Then we turned left and began walking onto the sand. The waves were beautiful, crashing onto the shore and I was caught between joy and apprehension; joy at the beauty of the sky, sand, and ocean and apprehensive of what lay before us. At first, looking south, it was hard to see any detail…I could only make out the wall and the fence, which extends well into the water. But as we got closer to the border, I could make out dark figures standing with what looked like their backs against the wall, with sunlight glinting off of them. We continued to walk, mostly in silence now and the figures began to be more defined…the cammies they whole, the sunlight glinting off of their face-masks; it was easier to see the large rifles they held at the ready – not aiming at us but certainly the barrels were easily seen. Still we continued to march toward the wall, getting close enough to easily see the barbed wire all around and to read the posed signs that read: WARNING, No TRESPASSING in red print; Restricted Area, Keep Out, Authorized Personnel Only in black ink. I found myself becoming more and more still in the center of my being and then we stood – say with about fifty feet between the clergy and directly behind the barbed wire, the soldiers, police and border patrol agents. Other uniformed people were standing at attention above us, on the cement pads of Friendship Park.
We began singing a song adapted from the Peace Poets – “We are not afraid, we are not afraid, we will work for liberation ‘cause we know why we were made.” I joined in singing the song – and I was afraid; at some point, I stopped singing because of my fear; the tension in the air was palpable; what was going to happen here. A smaller group of clergy, including Stevie, had made the choice to get in a line, two-by-two to try and get close enough to the wall to touch it and offer a blessing to the land, and to the people standing on the other side of the fence. For many reasons, I had made the decision to bear witness and be a support, but that I would not participate in direct action. Even though I stopped singing, others did not…I looked at the soldiers, the border patrol agents, the police…my mind spinning with various thoughts: they are fully human, just like me; they were here because of their jobs; they were here because politicians in Washington refuse to do their jobs and fix our broken immigration system, refuse to follow our own policies and practices of how people seek asylum.
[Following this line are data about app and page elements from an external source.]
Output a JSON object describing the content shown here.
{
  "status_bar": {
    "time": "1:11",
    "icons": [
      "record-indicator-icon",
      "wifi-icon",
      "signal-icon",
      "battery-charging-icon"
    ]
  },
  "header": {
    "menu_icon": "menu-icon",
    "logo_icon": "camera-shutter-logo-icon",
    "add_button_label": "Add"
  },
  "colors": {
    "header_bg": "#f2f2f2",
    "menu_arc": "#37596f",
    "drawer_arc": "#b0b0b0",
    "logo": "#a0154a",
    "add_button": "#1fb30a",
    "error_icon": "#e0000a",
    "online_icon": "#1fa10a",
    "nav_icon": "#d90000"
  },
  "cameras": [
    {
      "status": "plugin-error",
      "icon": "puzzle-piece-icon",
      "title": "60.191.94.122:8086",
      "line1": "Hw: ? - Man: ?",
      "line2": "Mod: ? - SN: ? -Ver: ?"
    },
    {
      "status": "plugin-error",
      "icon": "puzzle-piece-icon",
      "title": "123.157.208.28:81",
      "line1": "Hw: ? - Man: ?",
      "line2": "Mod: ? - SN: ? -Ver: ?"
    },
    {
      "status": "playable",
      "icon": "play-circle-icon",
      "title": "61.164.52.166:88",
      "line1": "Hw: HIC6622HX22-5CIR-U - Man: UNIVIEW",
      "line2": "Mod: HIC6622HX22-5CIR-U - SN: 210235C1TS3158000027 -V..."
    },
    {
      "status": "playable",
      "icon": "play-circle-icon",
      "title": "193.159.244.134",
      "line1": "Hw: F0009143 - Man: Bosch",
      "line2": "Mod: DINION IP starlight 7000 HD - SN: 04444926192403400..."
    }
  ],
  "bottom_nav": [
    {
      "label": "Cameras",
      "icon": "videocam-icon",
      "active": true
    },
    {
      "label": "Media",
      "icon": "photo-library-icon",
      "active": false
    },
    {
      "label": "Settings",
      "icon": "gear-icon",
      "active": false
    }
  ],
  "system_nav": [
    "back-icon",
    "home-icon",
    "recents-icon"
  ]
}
The song interrupted my thoughts and I began to sing again, and the fear I felt diminished some. I braced myself for what was possible. Soon, I saw a man from our group, who was in the line to offer a blessing, he was surrounded on either side by uniformed men, his hands behind his back, held together by a plastic band, being led away from the group and up a path toward Friendship Park that sits on top of the hill. After just a few minutes, two clergy were also led away in the same manner. We kept singing. After a while, the three who were taken away, came walking back down the hill; we figured they were either given a warning or were arrested and released. And they went right back down to the line to offer a blessing.
At one point three uniformed and armed men came closer to the barbed wire that separated us and with a megaphone, the man in the center of the three told us that we were trespassing and to leave the area. None of us moved.They repeated their message and informed us this was our first warning. I grew more concerned and wondered how a public beach could be trespassed by peaceful, singing clergy. I checked in with a clergy friend about my wondering and she reminded me that the border patrol’s jurisdiction is up to 100 miles inland from the border. It was now about 1:00 pm and I decided that I needed to head back to the park. Stevie knew to call me if he needed assistance. Rev. Julie Forest, one of affiliated community ministers and I joined other clergy who began walking back. It was hard to decide to leave but I knew I couldn’t do anymore there. And I made the decision to not get caught up in direct action but to be available for support – I was already the support person for two other clergy who made a different decision. We were on the I-5 headed north when I received a phone call from Robie Evans, our Director of Operations and then a text from one of our lay leaders – informing me that Stevie and 30 other clergy had been arrested. I went into active support role and began contacting people and making plans to do what was needed to gain their release. It wasn’t long after getting home that I learned Stevie and the other 30 clergy who had been arrested were released. All but one – who was held until the next day.
Sometimes it’s scary standing up for your values, for doing what you know to be right. Did the march change policy or make it easier for people seeking asylum to do so? I don’t think so. One can ask, then why do it? I made the choice to do it because my values and faith call me to work, to demonstrate, to put myself on the line in the ways I can for liberation’s sake; I did it because I wanted the people on both sides of the border to know we are watching, we care, we know there are different and better ways to live together than with fear, walls and barbed wire. I did it because I don’t want to become accustomed or used to the militarization of our border and our police force. I did it to remind myself that this is not how our country has to be. I did it because we can be more humane and creative than this. I did it because I would never want to be treated the way our government is treating people. I did it because we are better than this and I don’t want to ever forget that. I did it because Love knows no borders.